Your goal: Each entry, as given, must be output unchanged.

[Interface dataset entries]
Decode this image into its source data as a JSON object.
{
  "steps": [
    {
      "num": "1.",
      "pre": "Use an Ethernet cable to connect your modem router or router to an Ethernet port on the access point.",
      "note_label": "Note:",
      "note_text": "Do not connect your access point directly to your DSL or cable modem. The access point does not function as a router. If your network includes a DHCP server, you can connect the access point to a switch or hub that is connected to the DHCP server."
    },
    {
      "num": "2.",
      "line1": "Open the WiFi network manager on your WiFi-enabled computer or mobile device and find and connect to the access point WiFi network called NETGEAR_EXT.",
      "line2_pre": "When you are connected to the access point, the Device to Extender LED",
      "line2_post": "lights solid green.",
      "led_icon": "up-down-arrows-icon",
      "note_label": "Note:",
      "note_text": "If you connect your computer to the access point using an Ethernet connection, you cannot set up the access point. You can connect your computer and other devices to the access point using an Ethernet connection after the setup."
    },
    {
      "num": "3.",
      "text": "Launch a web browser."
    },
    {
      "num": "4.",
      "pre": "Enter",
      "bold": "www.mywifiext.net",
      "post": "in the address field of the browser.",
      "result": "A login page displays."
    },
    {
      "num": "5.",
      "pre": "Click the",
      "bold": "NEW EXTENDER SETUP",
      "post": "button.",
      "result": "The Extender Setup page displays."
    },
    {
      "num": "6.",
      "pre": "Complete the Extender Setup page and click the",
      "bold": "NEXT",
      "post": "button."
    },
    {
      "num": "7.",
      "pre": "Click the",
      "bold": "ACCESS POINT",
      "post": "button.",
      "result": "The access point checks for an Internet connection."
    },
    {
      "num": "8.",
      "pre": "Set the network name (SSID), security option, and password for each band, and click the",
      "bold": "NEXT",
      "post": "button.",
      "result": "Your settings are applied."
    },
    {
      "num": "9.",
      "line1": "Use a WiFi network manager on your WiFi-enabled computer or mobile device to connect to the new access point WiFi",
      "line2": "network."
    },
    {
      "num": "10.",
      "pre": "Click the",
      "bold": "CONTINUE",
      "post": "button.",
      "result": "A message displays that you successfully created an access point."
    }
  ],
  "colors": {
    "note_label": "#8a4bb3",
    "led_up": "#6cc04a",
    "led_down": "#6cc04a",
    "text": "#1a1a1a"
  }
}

The completed task:
Decode this image into its source data as a JSON object.
{
  "steps": [
    {
      "num": "1.",
      "pre": "Use an Ethernet cable to connect your modem router or router to an Ethernet port on the access point.",
      "note_label": "Note:",
      "note_text": "Do not connect your access point directly to your DSL or cable modem. The access point does not function as a router. If your network includes a DHCP server, you can connect the access point to a switch or hub that is connected to the DHCP server."
    },
    {
      "num": "2.",
      "line1": "Open the WiFi network manager on your WiFi-enabled computer or mobile device and find and connect to the access point WiFi network called NETGEAR_EXT.",
      "line2_pre": "When you are connected to the access point, the Device to Extender LED",
      "line2_post": "lights solid green.",
      "led_icon": "up-down-arrows-icon",
      "note_label": "Note:",
      "note_text": "If you connect your computer to the access point using an Ethernet connection, you cannot set up the access point. You can connect your computer and other devices to the access point using an Ethernet connection after the setup."
    },
    {
      "num": "3.",
      "text": "Launch a web browser."
    },
    {
      "num": "4.",
      "pre": "Enter",
      "bold": "www.mywifiext.net",
      "post": "in the address field of the browser.",
      "result": "A login page displays."
    },
    {
      "num": "5.",
      "pre": "Click the",
      "bold": "NEW EXTENDER SETUP",
      "post": "button.",
      "result": "The Extender Setup page displays."
    },
    {
      "num": "6.",
      "pre": "Complete the Extender Setup page and click the",
      "bold": "NEXT",
      "post": "button."
    },
    {
      "num": "7.",
      "pre": "Click the",
      "bold": "ACCESS POINT",
      "post": "button.",
      "result": "The access point checks for an Internet connection."
    },
    {
      "num": "8.",
      "pre": "Set the network name (SSID), security option, and password for each band, and click the",
      "bold": "NEXT",
      "post": "button.",
      "result": "Your settings are applied."
    },
    {
      "num": "9.",
      "line1": "Use a WiFi network manager on your WiFi-enabled computer or mobile device to connect to the new access point WiFi",
      "line2": "network."
    },
    {
      "num": "10.",
      "pre": "Click the",
      "bold": "CONTINUE",
      "post": "button.",
      "result": "A message displays that you successfully created an access point."
    }
  ],
  "colors": {
    "note_label": "#8a4bb3",
    "led_up": "#6cc04a",
    "led_down": "#6cc04a",
    "text": "#1a1a1a"
  }
}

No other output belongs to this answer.